Elli Forssell’s family was part of the Finnish intelligentsia. Her father, Adolf Theodor Forssell, was a civil servant in the agricultural board in Helsinki. Mother Anna Wendla Augusta Forssell (née Bonsdorff) had a good musical education, and when her daughter began to sing, she sometimes accompanied her on the piano. Sister Anna studied violin performance at the Helsinki Conservatory and then honed her skills in Munich.

Among Elli’s friends when she was a child were the future Finnish textile artist Ilona Jalava and singer Aino Akti. When she was a teenager, one of her friends was composer Erkki Melartin, who would go on to become the rector of the conservatory. Elli’s cousin is the distinguished Finnish author Maila Talvio.

In late 1902, Elli Forssell appeared in Rīga as part of a concert tour. Janis Rozentāls, who was interested in Finnish culture, was in the audience. The concert left a deep impression on him, particularly in terms of Sibelius’ “Black Roses”. Janis and Elli met at a party that was organised after the concert in her honour by the family of lawyer Friedrich Groswald.
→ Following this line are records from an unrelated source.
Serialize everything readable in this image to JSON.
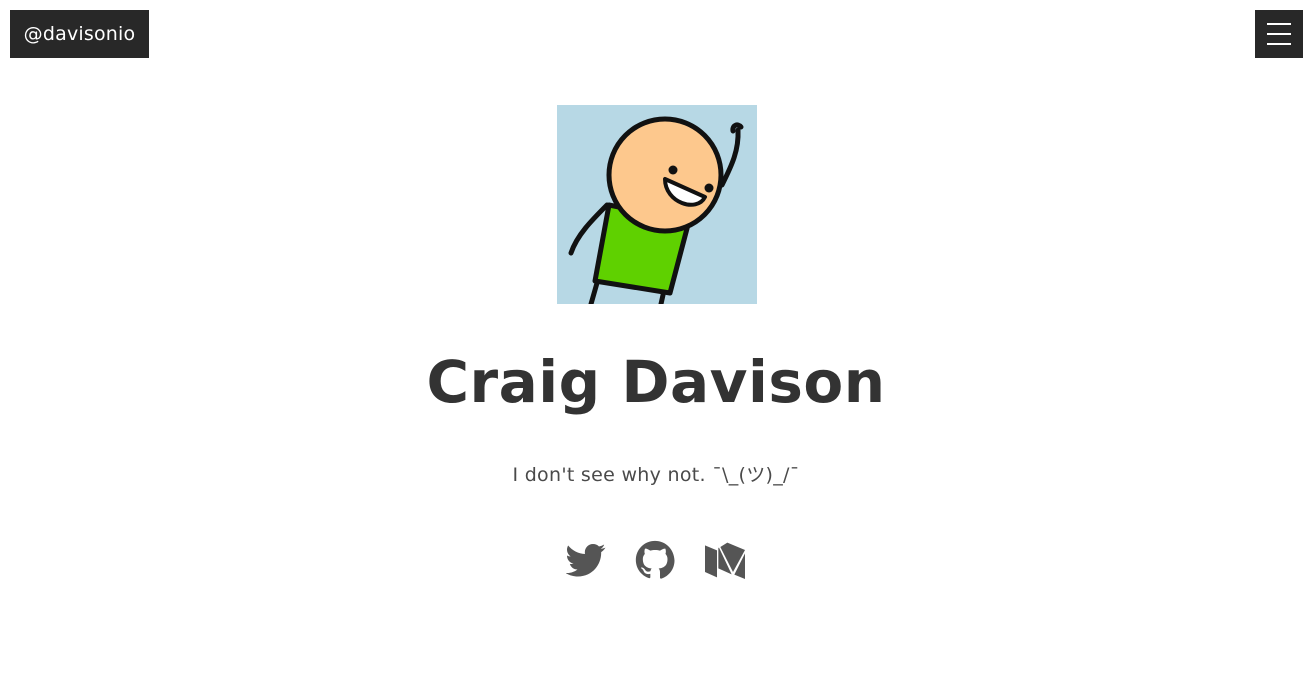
{
  "header": {
    "brand": "@davisonio",
    "menu_icon": "hamburger-menu-icon"
  },
  "profile": {
    "avatar_icon": "cartoon-avatar",
    "name": "Craig Davison",
    "tagline": "I don't see why not. ¯\\_(ツ)_/¯"
  },
  "social": [
    {
      "icon": "twitter-icon"
    },
    {
      "icon": "github-icon"
    },
    {
      "icon": "medium-icon"
    }
  ],
  "colors": {
    "dark_box": "#282828",
    "text": "#333333",
    "icon": "#555555",
    "avatar_bg": "#b7d8e5",
    "shirt": "#5fd100",
    "skin": "#fdc88d"
  }
}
Nine days after meeting Elli, Rozentāls wrote to her father: “The best and most beautiful that I can say is that I fell in love with Elli from the first glance. I would never have believed that someone would experience such love. I fell that I know much about her essence, her soul and her appearance. It is as if we have known each other for 1,000 years. My most hidden and ideal ideas about the image of a woman have been seen and experienced since early youth, and now this ideal stands before my eyes. I immediately felt and will feel more and more, as if I had only loved her from antiquity. I will always love her like no one else could do. I don’t know how this happened, but it was so simple and amazing. We did not need to explain ourselves, and or souls were so clearly open to one another. We both knew that we belong and will forever belong to one another. No matter what, we will live for one another, and we will be happy.”

Theodor Forssell replied to his future son-in-law: “From the very beginning I was very happy that my Elli will be able to cast a bridge between two small nations that face the same situation in relation to the tsarism that is ruling us. You Latvians can learn a few things from us, but we should learn from you how a sustainable nation can preserve its nationality under very difficult external circumstances.”

After their wedding, Elli became an active participant in social and cultural life in Rīga. She did not appear in concert as often as before the marriage, but she continued to perform in Latvia and Estonia. Elli learned new songs by Alfrēds Kalniņš and Emīls Dārziņš, as well as Latvian folksongs. Judging from reviews of her performances, Elli’s mastery was increasing all the time.

Elli was destined to live much longer than her husband. In 1920, she and her children returned to Latvia, and this was her explanation: “I want to raise Rozentāls’ children as the same kinds of patriots as their father were. I could not and did not want to break my links to the Latvian nation.” While living in Rīga, Elli helped to establish friendly links between Latvia and her native Finland.